Prompt: Every line in the entries where "Ease" is found should be copied.

%%

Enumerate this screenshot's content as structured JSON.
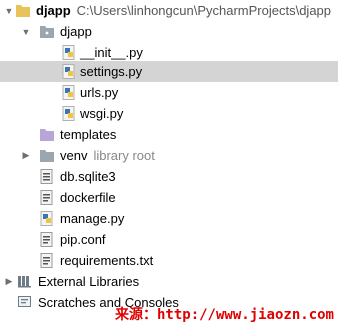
{
  "project": {
    "name": "djapp",
    "path": "C:\\Users\\linhongcun\\PycharmProjects\\djapp"
  },
  "tree": {
    "package_name": "djapp",
    "init_file": "__init__.py",
    "settings_file": "settings.py",
    "urls_file": "urls.py",
    "wsgi_file": "wsgi.py",
    "templates_folder": "templates",
    "venv_folder": "venv",
    "venv_hint": "library root",
    "db_file": "db.sqlite3",
    "dockerfile": "dockerfile",
    "manage_file": "manage.py",
    "pip_conf": "pip.conf",
    "requirements": "requirements.txt",
    "external_libraries": "External Libraries",
    "scratches": "Scratches and Consoles"
  },
  "watermark": {
    "source_label": "来源：",
    "url": "http://www.jiaozn.com"
  },
  "colors": {
    "folder": "#e8c35a",
    "package_folder": "#9aa7b0",
    "selection": "#d4d4d4",
    "python_blue": "#3a75b0",
    "python_yellow": "#f0c640"
  }
}
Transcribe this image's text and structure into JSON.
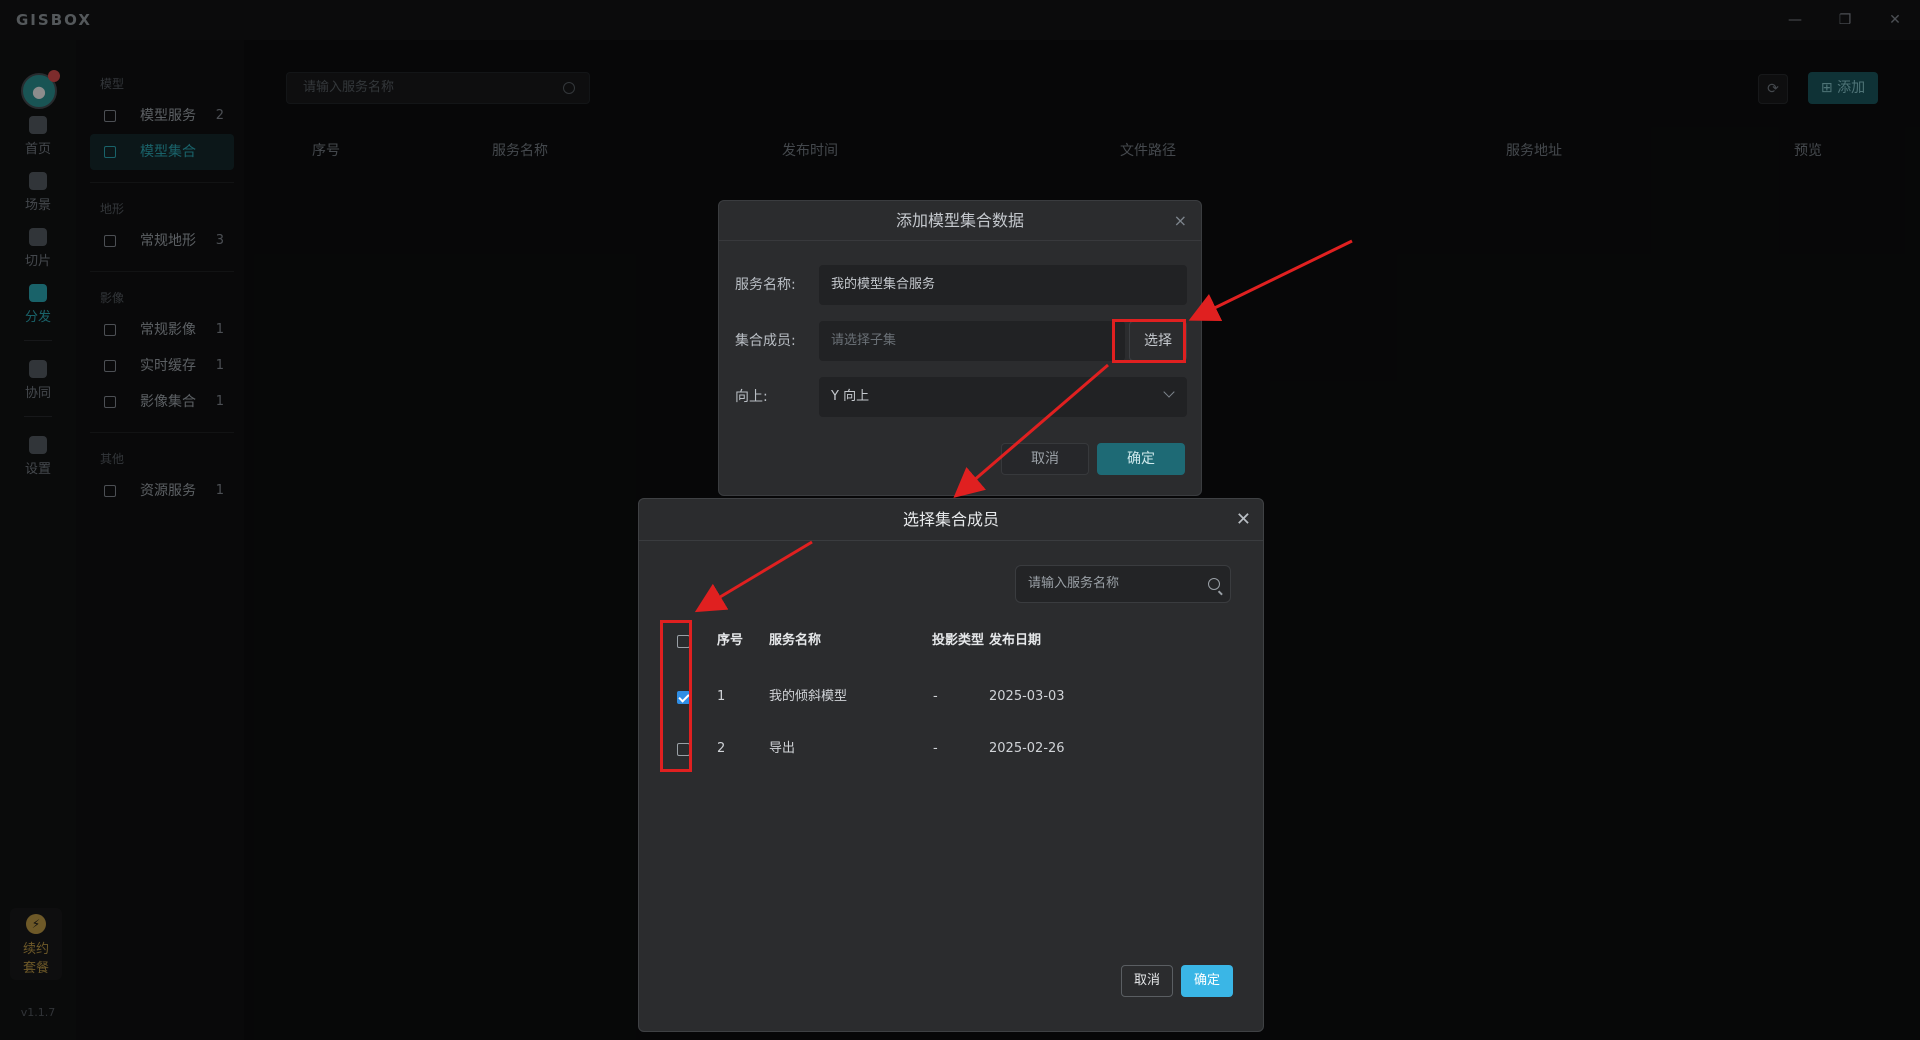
{
  "app": {
    "logo": "GISBOX",
    "window_controls": {
      "minimize": "—",
      "restore": "❐",
      "close": "✕"
    },
    "version": "v1.1.7"
  },
  "rail": {
    "items": [
      {
        "label": "首页",
        "icon": "home-icon"
      },
      {
        "label": "场景",
        "icon": "scene-icon"
      },
      {
        "label": "切片",
        "icon": "slice-icon"
      },
      {
        "label": "分发",
        "icon": "distribute-icon",
        "active": true
      },
      {
        "label": "协同",
        "icon": "collaborate-icon"
      },
      {
        "label": "设置",
        "icon": "settings-icon"
      }
    ],
    "renew": {
      "line1": "续约",
      "line2": "套餐",
      "icon": "lightning-icon"
    }
  },
  "sidebar": {
    "groups": [
      {
        "title": "模型",
        "items": [
          {
            "label": "模型服务",
            "count": "2"
          },
          {
            "label": "模型集合",
            "count": "",
            "active": true
          }
        ]
      },
      {
        "title": "地形",
        "items": [
          {
            "label": "常规地形",
            "count": "3"
          }
        ]
      },
      {
        "title": "影像",
        "items": [
          {
            "label": "常规影像",
            "count": "1"
          },
          {
            "label": "实时缓存",
            "count": "1"
          },
          {
            "label": "影像集合",
            "count": "1"
          }
        ]
      },
      {
        "title": "其他",
        "items": [
          {
            "label": "资源服务",
            "count": "1"
          }
        ]
      }
    ]
  },
  "main": {
    "search_placeholder": "请输入服务名称",
    "refresh_icon": "⟳",
    "add_label": "⊞ 添加",
    "columns": [
      "序号",
      "服务名称",
      "发布时间",
      "文件路径",
      "服务地址",
      "预览"
    ]
  },
  "dialog_add": {
    "title": "添加模型集合数据",
    "close": "×",
    "service_name_label": "服务名称:",
    "service_name_value": "我的模型集合服务",
    "members_label": "集合成员:",
    "members_placeholder": "请选择子集",
    "select_button": "选择",
    "up_label": "向上:",
    "up_value": "Y 向上",
    "cancel": "取消",
    "confirm": "确定"
  },
  "dialog_select": {
    "title": "选择集合成员",
    "close": "✕",
    "search_placeholder": "请输入服务名称",
    "columns": {
      "index": "序号",
      "name": "服务名称",
      "projection": "投影类型",
      "date": "发布日期"
    },
    "rows": [
      {
        "index": "1",
        "name": "我的倾斜模型",
        "projection": "-",
        "date": "2025-03-03",
        "checked": true
      },
      {
        "index": "2",
        "name": "导出",
        "projection": "-",
        "date": "2025-02-26",
        "checked": false
      }
    ],
    "cancel": "取消",
    "confirm": "确定"
  },
  "colors": {
    "accent": "#2fb3c0",
    "confirm_blue": "#3ab6e6",
    "checkbox_blue": "#2f8ee5",
    "annotation_red": "#e02020"
  }
}
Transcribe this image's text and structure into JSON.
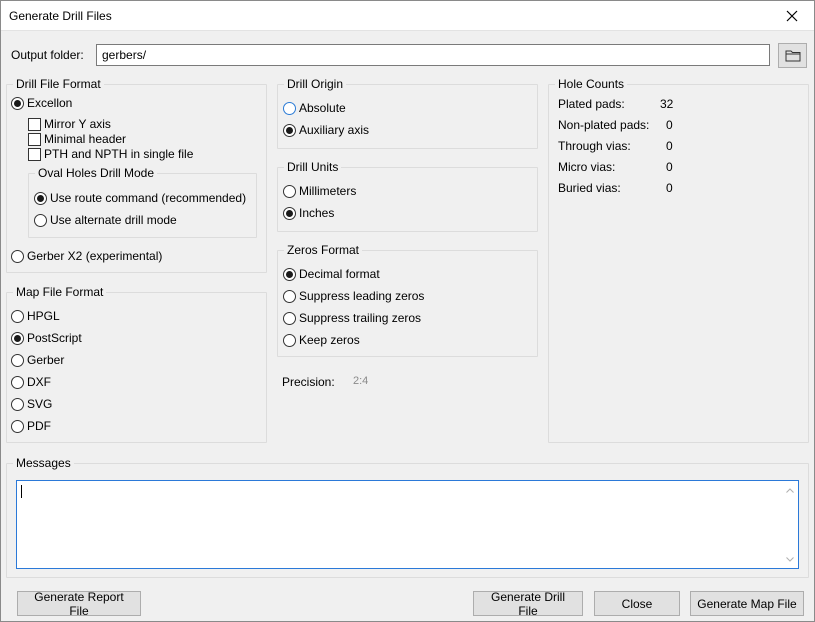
{
  "window": {
    "title": "Generate Drill Files"
  },
  "output": {
    "label": "Output folder:",
    "value": "gerbers/"
  },
  "drill_file_format": {
    "title": "Drill File Format",
    "excellon": "Excellon",
    "mirror_y": "Mirror Y axis",
    "minimal_header": "Minimal header",
    "pth_npth_single": "PTH and NPTH in single file",
    "oval_holes": {
      "title": "Oval Holes Drill Mode",
      "route": "Use route command (recommended)",
      "alternate": "Use alternate drill mode"
    },
    "gerber_x2": "Gerber X2 (experimental)"
  },
  "map_file_format": {
    "title": "Map File Format",
    "options": [
      "HPGL",
      "PostScript",
      "Gerber",
      "DXF",
      "SVG",
      "PDF"
    ],
    "selected": "PostScript"
  },
  "drill_origin": {
    "title": "Drill Origin",
    "absolute": "Absolute",
    "auxiliary": "Auxiliary axis"
  },
  "drill_units": {
    "title": "Drill Units",
    "millimeters": "Millimeters",
    "inches": "Inches"
  },
  "zeros_format": {
    "title": "Zeros Format",
    "decimal": "Decimal format",
    "suppress_leading": "Suppress leading zeros",
    "suppress_trailing": "Suppress trailing zeros",
    "keep": "Keep zeros"
  },
  "precision": {
    "label": "Precision:",
    "value": "2:4"
  },
  "hole_counts": {
    "title": "Hole Counts",
    "plated_label": "Plated pads:",
    "plated_value": "32",
    "nonplated_label": "Non-plated pads:",
    "nonplated_value": "0",
    "through_label": "Through vias:",
    "through_value": "0",
    "micro_label": "Micro vias:",
    "micro_value": "0",
    "buried_label": "Buried vias:",
    "buried_value": "0"
  },
  "messages": {
    "title": "Messages",
    "value": ""
  },
  "buttons": {
    "report": "Generate Report File",
    "drill": "Generate Drill File",
    "close": "Close",
    "map": "Generate Map File"
  },
  "colors": {
    "accent": "#2b79d8",
    "background": "#f0f0f0",
    "disabled_text": "#8a8a8a"
  },
  "icons": {
    "close": "close-icon",
    "folder": "folder-icon"
  }
}
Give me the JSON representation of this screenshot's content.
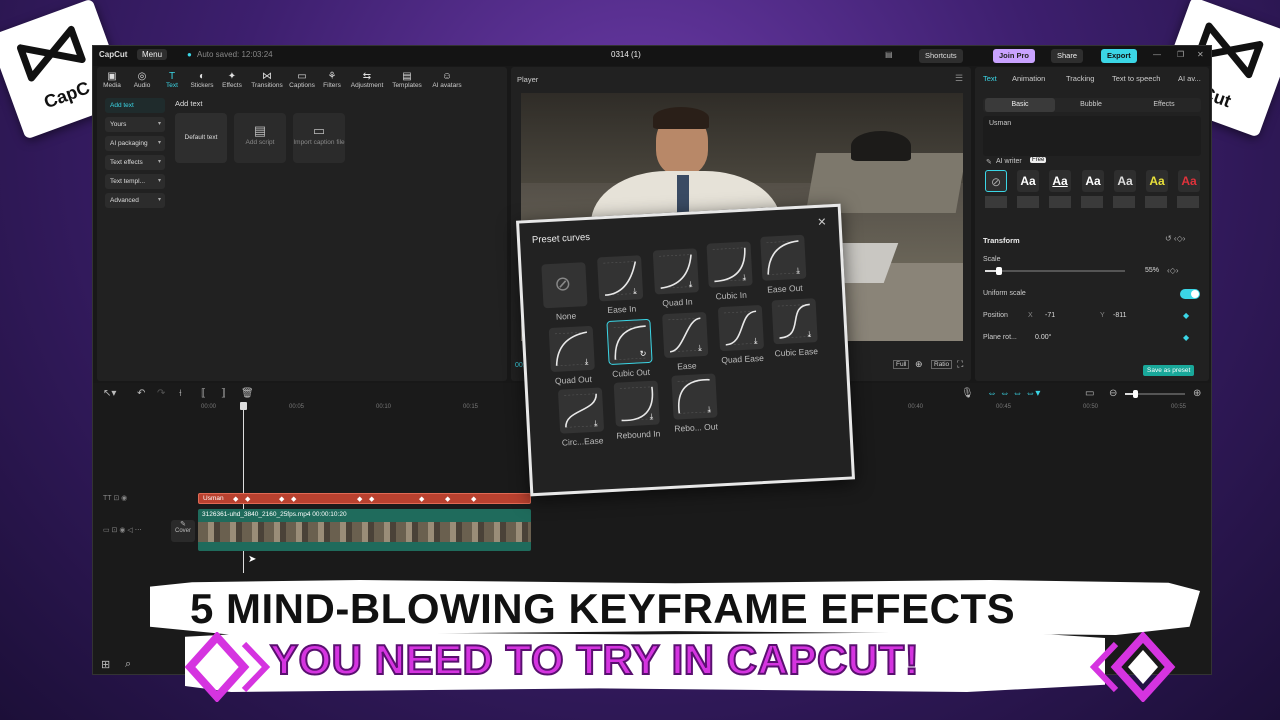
{
  "window": {
    "app_name": "CapCut",
    "menu": "Menu",
    "autosave": "Auto saved: 12:03:24",
    "project_title": "0314 (1)",
    "shortcuts": "Shortcuts",
    "join_pro": "Join Pro",
    "share": "Share",
    "export": "Export"
  },
  "toolbar": {
    "items": [
      "Media",
      "Audio",
      "Text",
      "Stickers",
      "Effects",
      "Transitions",
      "Captions",
      "Filters",
      "Adjustment",
      "Templates",
      "AI avatars"
    ],
    "active": "Text"
  },
  "left_panel": {
    "sidebar": [
      "Add text",
      "Yours",
      "AI packaging",
      "Text effects",
      "Text templ...",
      "Advanced"
    ],
    "section_title": "Add text",
    "cards": [
      "Default text",
      "Add script",
      "Import caption file"
    ]
  },
  "player": {
    "title": "Player",
    "timecode": "00:00",
    "controls": [
      "Full",
      "Ratio"
    ]
  },
  "right_panel": {
    "tabs": [
      "Text",
      "Animation",
      "Tracking",
      "Text to speech",
      "AI av..."
    ],
    "subtabs": [
      "Basic",
      "Bubble",
      "Effects"
    ],
    "text_value": "Usman",
    "ai_writer": "AI writer",
    "ai_writer_badge": "Free",
    "font_samples": [
      "Aa",
      "Aa",
      "Aa",
      "Aa",
      "Aa",
      "Aa"
    ],
    "transform": "Transform",
    "scale_label": "Scale",
    "scale_value": "55%",
    "scale_fraction": 0.1,
    "uniform_scale": "Uniform scale",
    "position_label": "Position",
    "pos_x_label": "X",
    "pos_x": "-71",
    "pos_y_label": "Y",
    "pos_y": "-811",
    "plane_rot_label": "Plane rot...",
    "plane_rot_value": "0.00°",
    "save_preset": "Save as preset"
  },
  "timeline": {
    "ruler": [
      "00:00",
      "00:05",
      "00:10",
      "00:15",
      "00:40",
      "00:45",
      "00:50",
      "00:55"
    ],
    "text_clip": "Usman",
    "video_clip": "3126361-uhd_3840_2160_25fps.mp4  00:00:10:20",
    "cover_label": "Cover"
  },
  "dialog": {
    "title": "Preset curves",
    "curves": [
      "None",
      "Ease In",
      "Quad In",
      "Cubic In",
      "Ease Out",
      "Quad Out",
      "Cubic Out",
      "Ease",
      "Quad Ease",
      "Cubic Ease",
      "Circ...Ease",
      "Rebound In",
      "Rebo... Out"
    ],
    "selected": "Cubic Out"
  },
  "banner": {
    "line1": "5 MIND-BLOWING KEYFRAME EFFECTS",
    "line2": "YOU NEED TO TRY IN CAPCUT!"
  },
  "logos": {
    "left_text": "CapC",
    "right_text": "Cut"
  },
  "colors": {
    "accent": "#3bd6e6",
    "text_clip": "#b9412f",
    "video_clip": "#1f6b5c",
    "headline_line1": "#111111",
    "headline_line2": "#d534e0",
    "join_pro": "#c9a2ff"
  }
}
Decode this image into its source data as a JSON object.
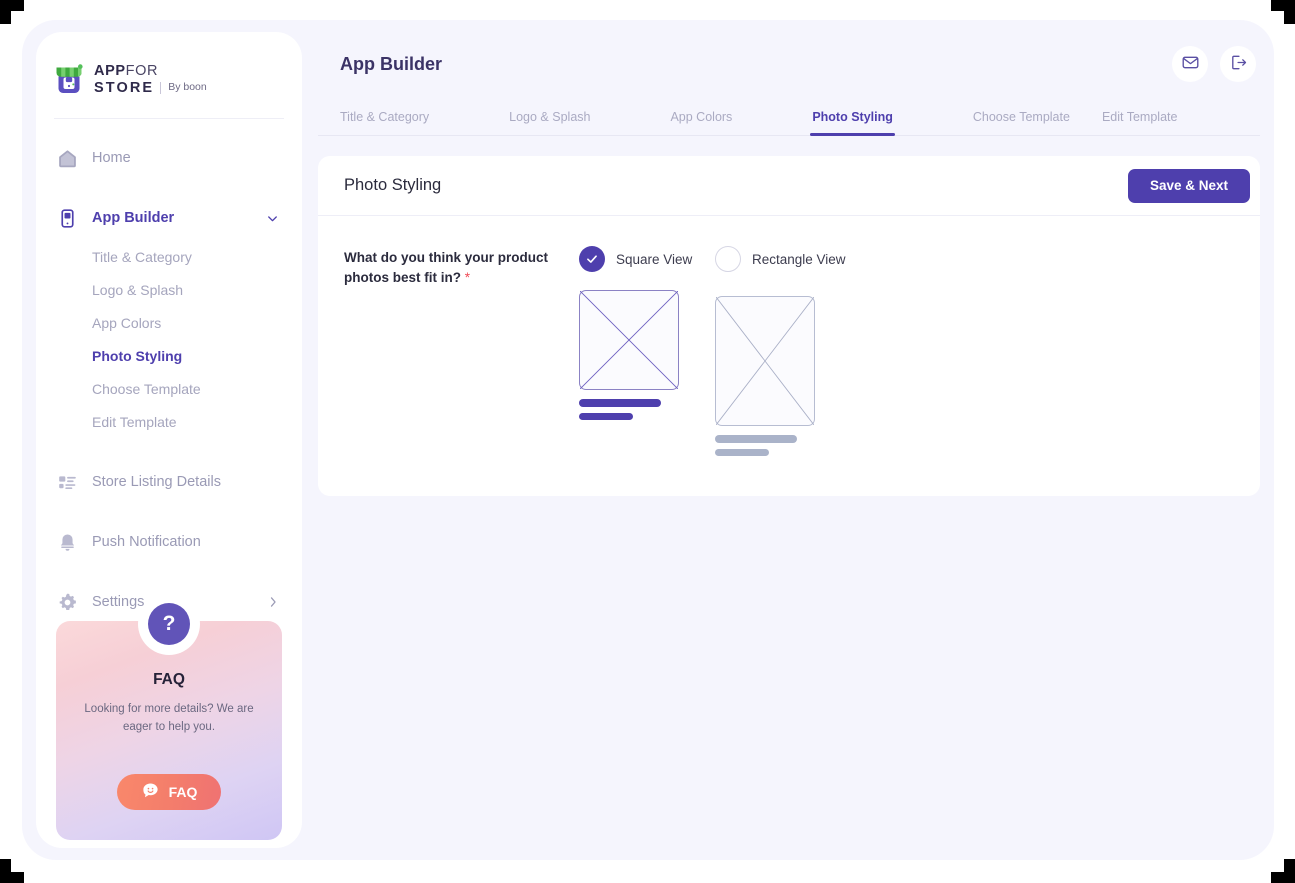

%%

Response below:
      "Ease In",
      "Ease Out",
      "Ease",
      "Quad Ease",
      "Cubic Ease",
      "Circ...Ease",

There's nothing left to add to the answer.